My earliest memories are of listening to my father play and teach flute, and I knew from very early on that there was nothing more I wanted to do than to be a flutist. I felt like it was my destiny. Even my given name, 笛，means flute.
My father was a flutist in the army band, and travelled often for performances. A week before my 7th birthday, he left for a trip and promised to bring me back a toy. I told him I wanted a flute, and he said that he would try. When he came back, he did bring me a “flute”, a homely little thing, basically a wooden pipe with a few holes cut out. Still, I remember being devastated when it split in half after two days of blowing into it. When I told my father I wanted a real flute like his, he just sighed. When I was older, he said, and the family could afford it. I understand it now of course; we were a dirt poor family with four children, struggling in the midst of the Chinese Cultural Revolution. Nevertheless, I remember promising myself that my children would be able to play music as they wished. Despite the inauspicious start, I did fulfill my dream of becoming a flutist. I was part of that first wave of college students accepted into the Wuhan Conservatory when it reopened, and after I graduated, I became the principal flutist of the National Ensemble Orchestra of China.
When I first came to America in 1990, I was looking for my version of the American Dream, that intoxicating belief that anyone, regardless of who they are or where they come from, can find success in a land that rewards sacrifice, risk taking, and hard work. While studying for my master’s degree in music at the University of Indiana, I took on several part time jobs and discovered a new passion for instrument repair work.

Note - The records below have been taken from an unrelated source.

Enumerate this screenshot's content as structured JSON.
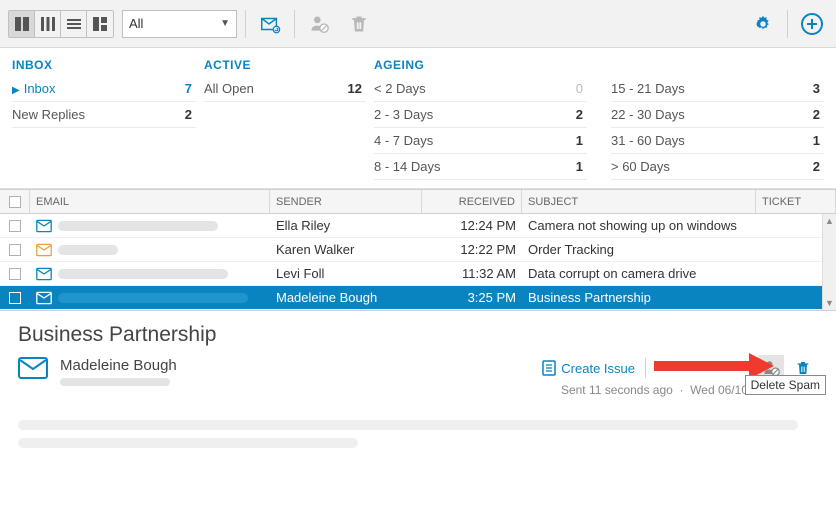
{
  "toolbar": {
    "filter_value": "All"
  },
  "summary": {
    "inbox": {
      "header": "INBOX",
      "rows": [
        {
          "label": "Inbox",
          "value": "7",
          "link": true
        },
        {
          "label": "New Replies",
          "value": "2"
        }
      ]
    },
    "active": {
      "header": "ACTIVE",
      "rows": [
        {
          "label": "All Open",
          "value": "12"
        }
      ]
    },
    "ageing": {
      "header": "AGEING",
      "left": [
        {
          "label": "< 2 Days",
          "value": "0"
        },
        {
          "label": "2 - 3 Days",
          "value": "2"
        },
        {
          "label": "4 - 7 Days",
          "value": "1"
        },
        {
          "label": "8 - 14 Days",
          "value": "1"
        }
      ],
      "right": [
        {
          "label": "15 - 21 Days",
          "value": "3"
        },
        {
          "label": "22 - 30 Days",
          "value": "2"
        },
        {
          "label": "31 - 60 Days",
          "value": "1"
        },
        {
          "label": "> 60 Days",
          "value": "2"
        }
      ]
    }
  },
  "grid": {
    "headers": {
      "email": "EMAIL",
      "sender": "SENDER",
      "received": "RECEIVED",
      "subject": "SUBJECT",
      "ticket": "TICKET"
    },
    "rows": [
      {
        "sender": "Ella Riley",
        "received": "12:24 PM",
        "subject": "Camera not showing up on windows",
        "icon_color": "#0a84c1",
        "redact_w": 160
      },
      {
        "sender": "Karen Walker",
        "received": "12:22 PM",
        "subject": "Order Tracking",
        "icon_color": "#e8a33d",
        "redact_w": 60
      },
      {
        "sender": "Levi Foll",
        "received": "11:32 AM",
        "subject": "Data corrupt on camera drive",
        "icon_color": "#0a84c1",
        "redact_w": 170
      },
      {
        "sender": "Madeleine Bough",
        "received": "3:25 PM",
        "subject": "Business Partnership",
        "icon_color": "#ffffff",
        "redact_w": 190,
        "selected": true
      }
    ]
  },
  "detail": {
    "title": "Business Partnership",
    "from_name": "Madeleine Bough",
    "create_issue_label": "Create Issue",
    "sent_ago": "Sent 11 seconds ago",
    "sent_date": "Wed 06/10/2",
    "tooltip": "Delete Spam"
  }
}
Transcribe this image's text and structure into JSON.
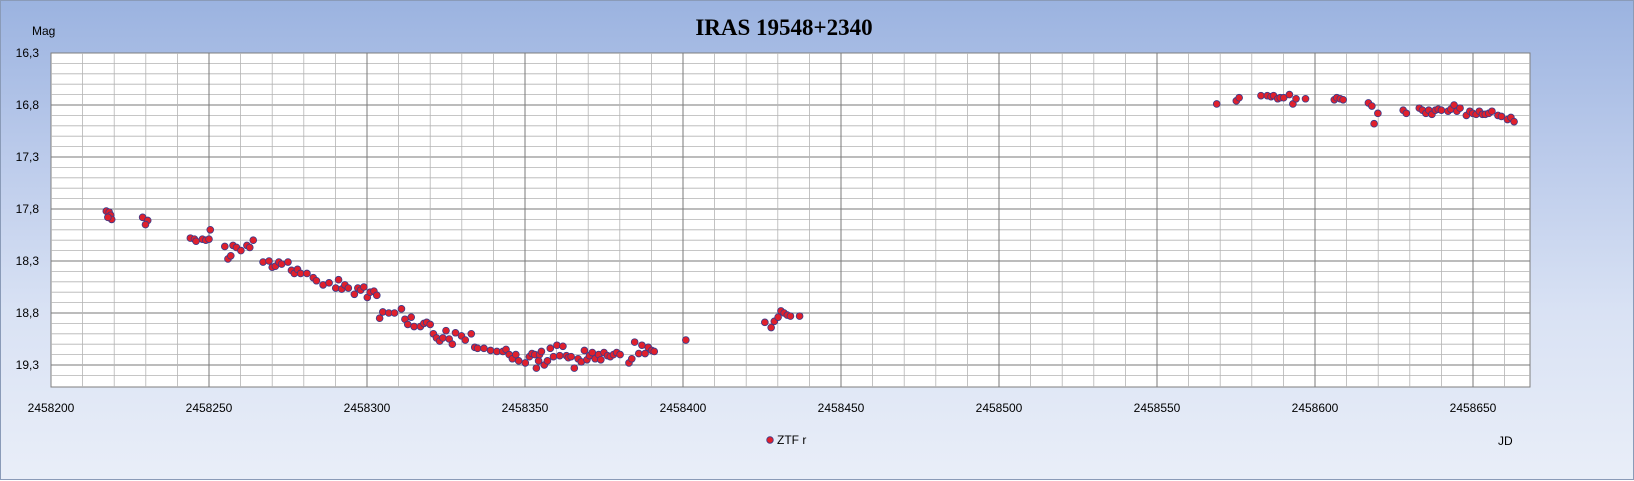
{
  "chart_data": {
    "type": "scatter",
    "title": "IRAS 19548+2340",
    "ylabel": "Mag",
    "xlabel": "JD",
    "y_inverted": true,
    "xlim": [
      2458200,
      2458670
    ],
    "ylim": [
      16.3,
      19.5
    ],
    "x_ticks": [
      "2458200",
      "2458250",
      "2458300",
      "2458350",
      "2458400",
      "2458450",
      "2458500",
      "2458550",
      "2458600",
      "2458650"
    ],
    "y_ticks": [
      "16,3",
      "16,8",
      "17,3",
      "17,8",
      "18,3",
      "18,8",
      "19,3"
    ],
    "grid": true,
    "legend_position": "bottom-center",
    "colors": {
      "marker": "#e0202c",
      "marker_edge": "#3a3a8a",
      "grid": "#9a9a9a",
      "plot_bg": "#ffffff"
    },
    "series": [
      {
        "name": "ZTF r",
        "x": [
          2458217.5,
          2458218.4,
          2458218.9,
          2458219.2,
          2458218.0,
          2458229.0,
          2458230.6,
          2458229.9,
          2458244.1,
          2458245.4,
          2458245.9,
          2458247.9,
          2458249.0,
          2458250.0,
          2458250.4,
          2458255.0,
          2458256.0,
          2458256.9,
          2458257.6,
          2458258.7,
          2458260.1,
          2458262.0,
          2458262.9,
          2458264.0,
          2458267.1,
          2458269.0,
          2458270.0,
          2458271.0,
          2458272.1,
          2458273.0,
          2458275.0,
          2458276.1,
          2458277.0,
          2458278.0,
          2458279.0,
          2458281.0,
          2458283.0,
          2458284.0,
          2458286.1,
          2458288.0,
          2458290.1,
          2458291.0,
          2458292.0,
          2458293.0,
          2458294.1,
          2458296.0,
          2458297.1,
          2458298.0,
          2458299.0,
          2458300.1,
          2458301.0,
          2458302.2,
          2458303.1,
          2458304.0,
          2458305.0,
          2458306.9,
          2458308.7,
          2458310.9,
          2458312.0,
          2458312.9,
          2458314.0,
          2458314.9,
          2458316.9,
          2458318.0,
          2458318.9,
          2458320.0,
          2458321.0,
          2458322.0,
          2458323.0,
          2458324.0,
          2458325.0,
          2458326.0,
          2458327.0,
          2458328.0,
          2458329.9,
          2458331.1,
          2458333.0,
          2458334.1,
          2458335.0,
          2458337.0,
          2458339.1,
          2458341.1,
          2458343.0,
          2458344.0,
          2458345.0,
          2458346.0,
          2458347.1,
          2458348.0,
          2458350.1,
          2458351.4,
          2458352.2,
          2458353.1,
          2458353.6,
          2458354.3,
          2458354.6,
          2458355.2,
          2458356.1,
          2458357.1,
          2458358.0,
          2458359.0,
          2458360.1,
          2458361.0,
          2458362.0,
          2458363.1,
          2458363.7,
          2458364.6,
          2458365.6,
          2458366.8,
          2458367.8,
          2458368.8,
          2458369.6,
          2458370.4,
          2458371.3,
          2458372.2,
          2458373.3,
          2458374.0,
          2458375.0,
          2458376.1,
          2458377.0,
          2458378.0,
          2458379.0,
          2458380.1,
          2458382.9,
          2458383.8,
          2458384.7,
          2458386.0,
          2458387.0,
          2458388.0,
          2458389.0,
          2458390.1,
          2458390.9,
          2458400.9,
          2458425.9,
          2458427.9,
          2458428.9,
          2458430.1,
          2458431.0,
          2458432.0,
          2458433.0,
          2458434.0,
          2458436.9,
          2458568.9,
          2458575.1,
          2458576.0,
          2458582.9,
          2458584.9,
          2458586.1,
          2458586.9,
          2458588.2,
          2458589.0,
          2458590.1,
          2458591.9,
          2458593.0,
          2458594.0,
          2458597.0,
          2458606.1,
          2458606.9,
          2458608.0,
          2458608.9,
          2458616.9,
          2458618.0,
          2458618.7,
          2458619.9,
          2458627.9,
          2458628.9,
          2458633.0,
          2458634.0,
          2458635.1,
          2458636.0,
          2458637.0,
          2458638.1,
          2458639.0,
          2458640.0,
          2458642.1,
          2458643.0,
          2458644.0,
          2458644.9,
          2458645.9,
          2458647.9,
          2458649.0,
          2458649.9,
          2458651.0,
          2458652.0,
          2458653.0,
          2458653.9,
          2458655.0,
          2458656.0,
          2458657.9,
          2458659.0,
          2458660.9,
          2458662.0,
          2458663.0
        ],
        "y": [
          17.82,
          17.83,
          17.86,
          17.9,
          17.88,
          17.88,
          17.91,
          17.95,
          18.08,
          18.09,
          18.11,
          18.09,
          18.1,
          18.09,
          18.0,
          18.16,
          18.28,
          18.25,
          18.15,
          18.17,
          18.2,
          18.15,
          18.17,
          18.1,
          18.31,
          18.3,
          18.36,
          18.35,
          18.31,
          18.33,
          18.31,
          18.39,
          18.42,
          18.38,
          18.42,
          18.42,
          18.46,
          18.49,
          18.53,
          18.51,
          18.56,
          18.48,
          18.57,
          18.53,
          18.56,
          18.62,
          18.56,
          18.58,
          18.55,
          18.65,
          18.6,
          18.59,
          18.63,
          18.85,
          18.79,
          18.8,
          18.8,
          18.76,
          18.86,
          18.91,
          18.84,
          18.93,
          18.93,
          18.9,
          18.89,
          18.91,
          19.0,
          19.04,
          19.07,
          19.04,
          18.97,
          19.05,
          19.1,
          18.99,
          19.02,
          19.06,
          19.0,
          19.13,
          19.14,
          19.14,
          19.16,
          19.17,
          19.17,
          19.15,
          19.2,
          19.24,
          19.2,
          19.26,
          19.28,
          19.22,
          19.19,
          19.2,
          19.33,
          19.26,
          19.2,
          19.17,
          19.3,
          19.26,
          19.14,
          19.22,
          19.11,
          19.21,
          19.12,
          19.21,
          19.23,
          19.22,
          19.33,
          19.24,
          19.27,
          19.16,
          19.25,
          19.21,
          19.18,
          19.24,
          19.2,
          19.25,
          19.18,
          19.21,
          19.22,
          19.2,
          19.18,
          19.2,
          19.28,
          19.24,
          19.08,
          19.19,
          19.11,
          19.19,
          19.13,
          19.16,
          19.17,
          19.06,
          18.89,
          18.94,
          18.88,
          18.84,
          18.78,
          18.8,
          18.82,
          18.83,
          18.83,
          16.79,
          16.76,
          16.73,
          16.71,
          16.71,
          16.72,
          16.71,
          16.74,
          16.73,
          16.73,
          16.7,
          16.79,
          16.74,
          16.74,
          16.75,
          16.73,
          16.74,
          16.75,
          16.78,
          16.81,
          16.98,
          16.88,
          16.85,
          16.88,
          16.83,
          16.85,
          16.88,
          16.85,
          16.89,
          16.85,
          16.84,
          16.85,
          16.86,
          16.84,
          16.8,
          16.86,
          16.83,
          16.9,
          16.86,
          16.88,
          16.89,
          16.86,
          16.89,
          16.89,
          16.88,
          16.86,
          16.9,
          16.91,
          16.94,
          16.92,
          16.96
        ]
      }
    ]
  }
}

I spent a lot of time working on student instruments, especially flutes, and being surprised. Sure, they were better than my first flute, but not by nearly as much as I would have thought.
Over the last thirty years, I’ve worked at or with almost all of the world’s premier professional flute making companies, whether it be Powell, Haynes, Burkart, and more. Starting from the very beginning, I learned everything there was about handmade flute-making, from padding to stringing to headjoint cutting, and even helped develop new student flute factories for some of the abovementioned companies. But still, looking at the flutes around me, I thought that there was something missing.
I kept thinking back to that promise I made myself when I was a little boy. I knew firsthand the level of care, precision, and detail that went into making handmade flutes, and found it odd that there was nothing remotely similar for student instruments. Why should this level of quality only be available to professionals? To me, a child just staring their journey in flute needs it just as much. What student will want to continue playing if their instrument can barely make a sound, or falls apart in their hands? They need a great instrument that can show them just how wonderful their sound can be, and how high their potentials truly are. So when I started my own flute factory, I made this my goal, and developed the first “handmade” student flute. It became the path towards realizing my American dream: to create a company that would produce the world’s finest flutes at prices that any student could afford.
Last year I welcomed my first grandson into the world. When I see his little hands curiously playing with keys of my flute, I remember how I felt as a young boy just discovering the joys of music and I am again reminded that my path and goals are just beginning. I want my flutes to help spread that joy to all children around the world. So when you, a student, picks up one of my flutes for the first time, I hope that it helps you experience what I’ve learned over my many years as a flutist. Your journey is just beginning, and I hope that our flutes will help push and inspire you to take the future of flute playing to new heights.